If I were you, I’d keep a close eye on Debbie from accounting; According to a new study, more than four in ten people have sought workplace revenge.
Ever had a colleague throw you under the bus in a meeting, or had a manager reprimand you for a trivial mistake? Ever laid awake at night, scheming and plotting how you’ll eventually get even? Then, have you waited for exactly the right moment to exact your revenge? If so, you’re not alone. A new study from Insurance Quotes revealed that roughly 44 percent of U.S. workers have admitted to getting revenge in the workplace.
“Ah, Kirk, My old friend. Do you know the Klingon proverb that tells us revenge is a dish that is best served cold? It is very cold… in space.” – Khan Noonien Singh, “Star Trek II: The Wrath of Khan”
As Gandhi said, “An eye for an eye only ends up making the whole world blind.” And while it’s always best to practice restraint and forgiveness, and to find ways to amicably resolve workplace conflict – particularly if you want to work in a friendly, cohesive office – taking your revenge upon a colleague who has wronged you can be, oh, so satisfying.While it’s always best to find ways to amicably resolve workplace conflict – particularly if you want to work in a friendly, cohesive office – taking your revenge upon a colleague who has wronged you can be, oh, so satisfying.Click To Tweet
According to the report, 45 percent of senior managers say they have taken revenge on a colleague, the highest of any position surveyed. On the other hand, only 36 percent of entry-level workers, reported taking revenge at work.
This makes sense because, it “may be easier for higher-level employees to seek revenge because they have more ways of negatively affecting the employees under them. To seek revenge on an upper-level position, one may have to find subtler ways not to risk job loss,” says the report.
“Revenge should have no bounds.” – Hamlet (4.7.143)

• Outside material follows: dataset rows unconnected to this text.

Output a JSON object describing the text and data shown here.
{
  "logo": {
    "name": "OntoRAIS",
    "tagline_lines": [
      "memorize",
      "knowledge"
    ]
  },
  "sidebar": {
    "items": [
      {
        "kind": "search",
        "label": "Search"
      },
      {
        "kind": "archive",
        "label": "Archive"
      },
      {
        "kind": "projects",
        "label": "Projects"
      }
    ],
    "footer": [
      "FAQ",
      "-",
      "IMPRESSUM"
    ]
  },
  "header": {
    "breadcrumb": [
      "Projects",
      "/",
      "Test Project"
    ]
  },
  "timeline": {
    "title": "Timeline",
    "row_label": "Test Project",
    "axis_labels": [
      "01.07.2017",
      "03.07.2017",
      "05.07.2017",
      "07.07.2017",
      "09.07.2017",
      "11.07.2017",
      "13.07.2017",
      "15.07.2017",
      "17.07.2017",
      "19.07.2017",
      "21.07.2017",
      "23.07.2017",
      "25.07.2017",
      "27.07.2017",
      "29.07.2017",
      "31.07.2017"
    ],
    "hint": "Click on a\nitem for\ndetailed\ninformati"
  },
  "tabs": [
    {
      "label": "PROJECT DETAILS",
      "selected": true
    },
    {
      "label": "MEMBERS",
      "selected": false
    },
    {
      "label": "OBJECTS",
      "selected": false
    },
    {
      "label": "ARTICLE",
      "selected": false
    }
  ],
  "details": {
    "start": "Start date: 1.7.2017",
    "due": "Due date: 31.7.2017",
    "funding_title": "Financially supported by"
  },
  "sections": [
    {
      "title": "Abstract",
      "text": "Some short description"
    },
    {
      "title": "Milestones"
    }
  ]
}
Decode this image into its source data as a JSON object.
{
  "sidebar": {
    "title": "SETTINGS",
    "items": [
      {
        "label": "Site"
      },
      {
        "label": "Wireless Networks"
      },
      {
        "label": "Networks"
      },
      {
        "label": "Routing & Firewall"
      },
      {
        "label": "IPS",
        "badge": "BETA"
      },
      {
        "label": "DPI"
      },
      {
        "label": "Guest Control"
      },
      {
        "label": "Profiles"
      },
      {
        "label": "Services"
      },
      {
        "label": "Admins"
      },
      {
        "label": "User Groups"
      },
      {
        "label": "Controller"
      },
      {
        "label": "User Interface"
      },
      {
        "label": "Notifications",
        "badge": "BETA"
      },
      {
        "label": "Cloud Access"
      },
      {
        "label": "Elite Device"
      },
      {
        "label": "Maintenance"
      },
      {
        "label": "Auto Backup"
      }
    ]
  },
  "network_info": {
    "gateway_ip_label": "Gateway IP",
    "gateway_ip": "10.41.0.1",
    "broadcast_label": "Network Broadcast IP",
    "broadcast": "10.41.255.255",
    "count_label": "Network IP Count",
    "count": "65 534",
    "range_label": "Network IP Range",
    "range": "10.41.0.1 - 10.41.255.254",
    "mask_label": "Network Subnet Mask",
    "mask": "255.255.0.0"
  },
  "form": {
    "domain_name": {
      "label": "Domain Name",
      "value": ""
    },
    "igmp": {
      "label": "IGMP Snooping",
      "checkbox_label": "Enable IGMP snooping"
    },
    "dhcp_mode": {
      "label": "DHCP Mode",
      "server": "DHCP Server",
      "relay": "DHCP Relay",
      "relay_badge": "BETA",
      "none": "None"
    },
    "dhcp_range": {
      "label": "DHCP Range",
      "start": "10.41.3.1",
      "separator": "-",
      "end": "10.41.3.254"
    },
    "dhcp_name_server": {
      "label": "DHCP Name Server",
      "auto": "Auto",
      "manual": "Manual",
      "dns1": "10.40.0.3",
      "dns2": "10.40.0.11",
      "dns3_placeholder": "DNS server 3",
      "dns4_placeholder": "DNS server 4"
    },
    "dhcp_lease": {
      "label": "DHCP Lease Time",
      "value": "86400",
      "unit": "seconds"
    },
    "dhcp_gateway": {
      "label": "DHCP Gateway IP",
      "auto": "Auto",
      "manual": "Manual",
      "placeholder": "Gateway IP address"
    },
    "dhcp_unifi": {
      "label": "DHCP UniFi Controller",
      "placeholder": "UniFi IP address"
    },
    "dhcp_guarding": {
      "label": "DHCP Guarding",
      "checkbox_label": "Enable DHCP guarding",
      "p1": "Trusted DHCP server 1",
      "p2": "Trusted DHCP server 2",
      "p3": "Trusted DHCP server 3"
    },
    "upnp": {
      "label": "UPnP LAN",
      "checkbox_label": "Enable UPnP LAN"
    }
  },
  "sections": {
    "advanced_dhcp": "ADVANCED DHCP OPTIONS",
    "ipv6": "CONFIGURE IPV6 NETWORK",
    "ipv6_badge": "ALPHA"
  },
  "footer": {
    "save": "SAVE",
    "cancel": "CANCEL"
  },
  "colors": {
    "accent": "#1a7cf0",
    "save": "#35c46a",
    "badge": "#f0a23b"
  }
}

Interestingly, workers at opposite ends of the annual income scale seem to be most likely to seek revenge on their colleagues. Those making less than $15,000 a year and those making $75,000 or more were equally likely to attempt some form of retribution, with 45 percent of people in each group reporting they were, “very or definitely likely to take revenge for various reasons.”
And, as if taken directly from the script of “Silicon Valley”, workers in the tech industry were most likely to take revenge, with 46 percent reporting that they had engineered some sort of reckoning. According to Insurance Quotes, “Getting revenge may be so popular in (tech) that a Reddit page was created for employees to dish out the details of stories often relating to getting back at others.”
Workers in the Arts, Entertainment and Recreation Industries reported the lowest level of revenging, at only 27 percent. (Marketing and Advertising workers reported the second-lowest level of revenge taking: 29 percent. That’s great news for me; My colleagues will never see it coming…. Looking at you, Matt.)
“Vengeance is mine, I will repay, says the Lord.” – Romans 12:19
The most popular way to take revenge at the office was pretty lame – “(Causing) a purposeful decline in the quality or quantity of (my) work” – but a few of the stories collected by Insurance Quotes showcase some pretty toxic work environments. Among them: “A subordinate spread false rumors about me sleeping with my best friend’s husband, so I spread rumors regarding their addiction to crack cocaine.” Dang! Take it easy, people!A few stories showcase toxic work environments. Among them: “A subordinate spread false rumors about me sleeping with my best friend’s husband, so I spread rumors regarding their addiction to crack cocaine.” Dang! Take it easy, people!Click To Tweet
If you do take revenge at work, it seems that odds are you’ll get away with it. According to the report, 83 percent of people who took workplace revenge got away scot-free. Only 11 percent of workers who took revenge were fired.
TELL US WHAT YOU THINK
Ever sought revenge at work? We want to hear about it! Share your stories with our community on Twitter, or leave your comment below.